It has now moved out to sea and is not expected to return to the shore.

Officials have warned people in North Carolina to stay at home and not take unnecessary risks.

The hurricane was the strongest to hit the region in a decade. It kept up its hurricane strength with winds of at least 110mph (177km/h) for seven days.

Hurricane Matthew kills 10 in US, floods Carolinas

Three people died in North Carolina, said Governor Pat McCrory, who called Matthew "a very, very serious" storm.

In Georgia, three people died, including a wheelchair user after two trees fell on his home. Four people were earlier killed in Florida.

Matthew has been the most powerful storm to make US landfall in more than a decade.

Thousands of people have been evacuated from their homes, and more than a million left without power.

The storm also brought heavy flooding to the historic city of Charleston, South Carolina.

Hurricane Matthew: Haiti dead reach 800 as south awaits aid

The death toll has doubled, and may rise, as rescue teams gain access to southern areas cut off by the storm.

The World Food Programme's Carlos Veloso says some of the hard-hit towns can only be reached by air or sea.

Many of the deaths in Haiti were in the south-western coast, which suffered the full force of the hurricane this week.

Hurricane Matthew is currently battering the coastline of the US state of Florida but has been downgraded to a Category Two storm, with sustained wind speed dropping to 110mph (177km/h).
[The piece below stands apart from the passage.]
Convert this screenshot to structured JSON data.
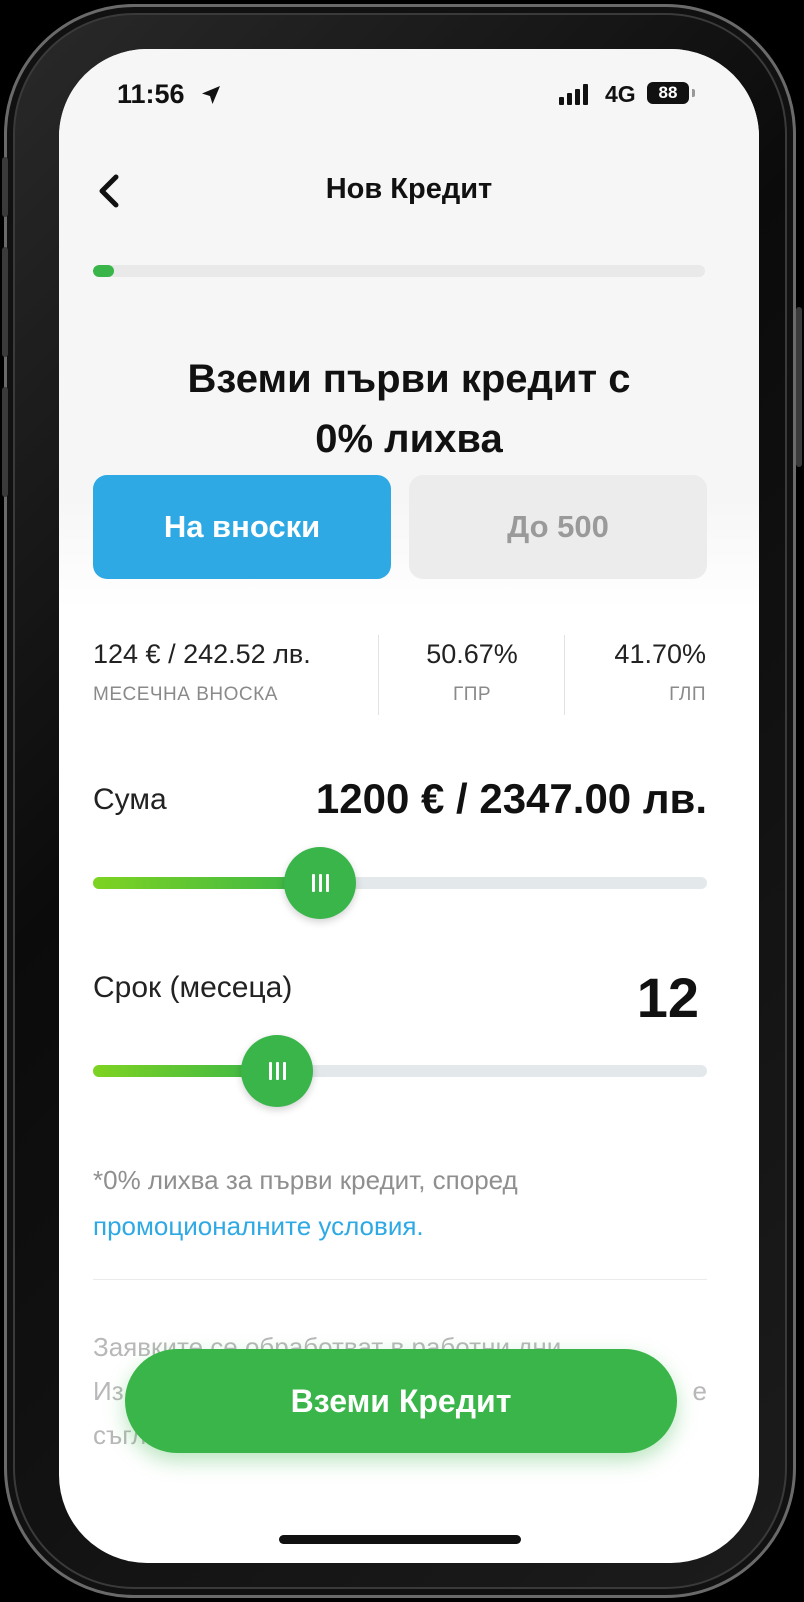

Hurricane Matthew: Hundreds dead in Haiti storm disaster

Some 50 people were reported killed in the town of Roche-a-Bateau alone.

The nearby city of Jeremie saw 80% of its buildings levelled. In Sud province 30,000 homes were destroyed.

The hurricane, now a Category Three storm with sustained winds of 120mph (193km/h), is heading towards the US state of Florida.

'This storm will kill you'

Here's what you need to know now about the powerful storm that forecasters say is gaining strength:

• The storm has already killed at least 28 people in several Caribbean countries.

• Authorities urged more than 2 million people to leave their homes in coastal Florida, Georgia and South Carolina as the storm neared -- the largest mandatory evacuations in the United States since Hurricane Sandy hit the East Coast in 2012.

Hurricane Matthew: Florida warned of 'direct hit'

Damage could be "catastrophic", the state governor said. Evacuation orders have been issued along the coast.

Matthew, with winds of 125mph (205km/h), is expected to strengthen and hit Florida as a Category Four storm, US officials say.

It has swept across the Caribbean, with the worst of the damage in Haiti.

At least 22 people have been killed in Haiti and thousands displaced. The storm has forced the presidential election there to be postponed.

Four people were also killed in the neighbouring Dominican Republic.